Give the data again exactly as it is written.
# # # # # # #
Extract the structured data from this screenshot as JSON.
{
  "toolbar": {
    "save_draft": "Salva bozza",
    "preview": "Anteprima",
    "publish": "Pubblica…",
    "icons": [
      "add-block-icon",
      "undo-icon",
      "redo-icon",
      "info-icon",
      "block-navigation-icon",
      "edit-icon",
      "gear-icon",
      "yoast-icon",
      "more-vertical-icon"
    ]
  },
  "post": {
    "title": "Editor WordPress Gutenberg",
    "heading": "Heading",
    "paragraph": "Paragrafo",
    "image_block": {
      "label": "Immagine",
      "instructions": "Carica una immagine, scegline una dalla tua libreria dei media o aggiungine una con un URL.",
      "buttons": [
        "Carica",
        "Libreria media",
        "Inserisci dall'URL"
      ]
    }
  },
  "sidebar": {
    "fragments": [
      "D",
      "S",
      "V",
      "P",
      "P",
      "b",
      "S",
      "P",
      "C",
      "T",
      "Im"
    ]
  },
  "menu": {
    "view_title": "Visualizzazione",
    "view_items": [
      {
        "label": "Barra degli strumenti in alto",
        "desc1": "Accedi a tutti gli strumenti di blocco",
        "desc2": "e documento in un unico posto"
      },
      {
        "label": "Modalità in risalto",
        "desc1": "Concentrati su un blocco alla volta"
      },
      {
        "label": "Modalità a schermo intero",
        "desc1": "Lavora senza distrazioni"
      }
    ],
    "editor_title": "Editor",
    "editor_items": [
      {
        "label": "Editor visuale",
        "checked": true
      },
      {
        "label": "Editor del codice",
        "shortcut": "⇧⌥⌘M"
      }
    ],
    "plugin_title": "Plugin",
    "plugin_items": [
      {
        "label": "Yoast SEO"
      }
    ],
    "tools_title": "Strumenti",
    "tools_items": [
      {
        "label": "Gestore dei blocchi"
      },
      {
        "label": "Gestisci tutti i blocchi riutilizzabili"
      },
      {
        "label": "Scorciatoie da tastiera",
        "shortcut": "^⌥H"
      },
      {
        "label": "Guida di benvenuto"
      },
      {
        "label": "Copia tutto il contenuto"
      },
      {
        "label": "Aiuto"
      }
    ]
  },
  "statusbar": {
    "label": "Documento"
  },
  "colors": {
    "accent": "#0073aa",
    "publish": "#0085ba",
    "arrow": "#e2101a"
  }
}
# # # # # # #
EXERCISE RESULT:
Extract the structured data from this screenshot as JSON.
{
  "toolbar": {
    "save_draft": "Salva bozza",
    "preview": "Anteprima",
    "publish": "Pubblica…",
    "icons": [
      "add-block-icon",
      "undo-icon",
      "redo-icon",
      "info-icon",
      "block-navigation-icon",
      "edit-icon",
      "gear-icon",
      "yoast-icon",
      "more-vertical-icon"
    ]
  },
  "post": {
    "title": "Editor WordPress Gutenberg",
    "heading": "Heading",
    "paragraph": "Paragrafo",
    "image_block": {
      "label": "Immagine",
      "instructions": "Carica una immagine, scegline una dalla tua libreria dei media o aggiungine una con un URL.",
      "buttons": [
        "Carica",
        "Libreria media",
        "Inserisci dall'URL"
      ]
    }
  },
  "sidebar": {
    "fragments": [
      "D",
      "S",
      "V",
      "P",
      "P",
      "b",
      "S",
      "P",
      "C",
      "T",
      "Im"
    ]
  },
  "menu": {
    "view_title": "Visualizzazione",
    "view_items": [
      {
        "label": "Barra degli strumenti in alto",
        "desc1": "Accedi a tutti gli strumenti di blocco",
        "desc2": "e documento in un unico posto"
      },
      {
        "label": "Modalità in risalto",
        "desc1": "Concentrati su un blocco alla volta"
      },
      {
        "label": "Modalità a schermo intero",
        "desc1": "Lavora senza distrazioni"
      }
    ],
    "editor_title": "Editor",
    "editor_items": [
      {
        "label": "Editor visuale",
        "checked": true
      },
      {
        "label": "Editor del codice",
        "shortcut": "⇧⌥⌘M"
      }
    ],
    "plugin_title": "Plugin",
    "plugin_items": [
      {
        "label": "Yoast SEO"
      }
    ],
    "tools_title": "Strumenti",
    "tools_items": [
      {
        "label": "Gestore dei blocchi"
      },
      {
        "label": "Gestisci tutti i blocchi riutilizzabili"
      },
      {
        "label": "Scorciatoie da tastiera",
        "shortcut": "^⌥H"
      },
      {
        "label": "Guida di benvenuto"
      },
      {
        "label": "Copia tutto il contenuto"
      },
      {
        "label": "Aiuto"
      }
    ]
  },
  "statusbar": {
    "label": "Documento"
  },
  "colors": {
    "accent": "#0073aa",
    "publish": "#0085ba",
    "arrow": "#e2101a"
  }
}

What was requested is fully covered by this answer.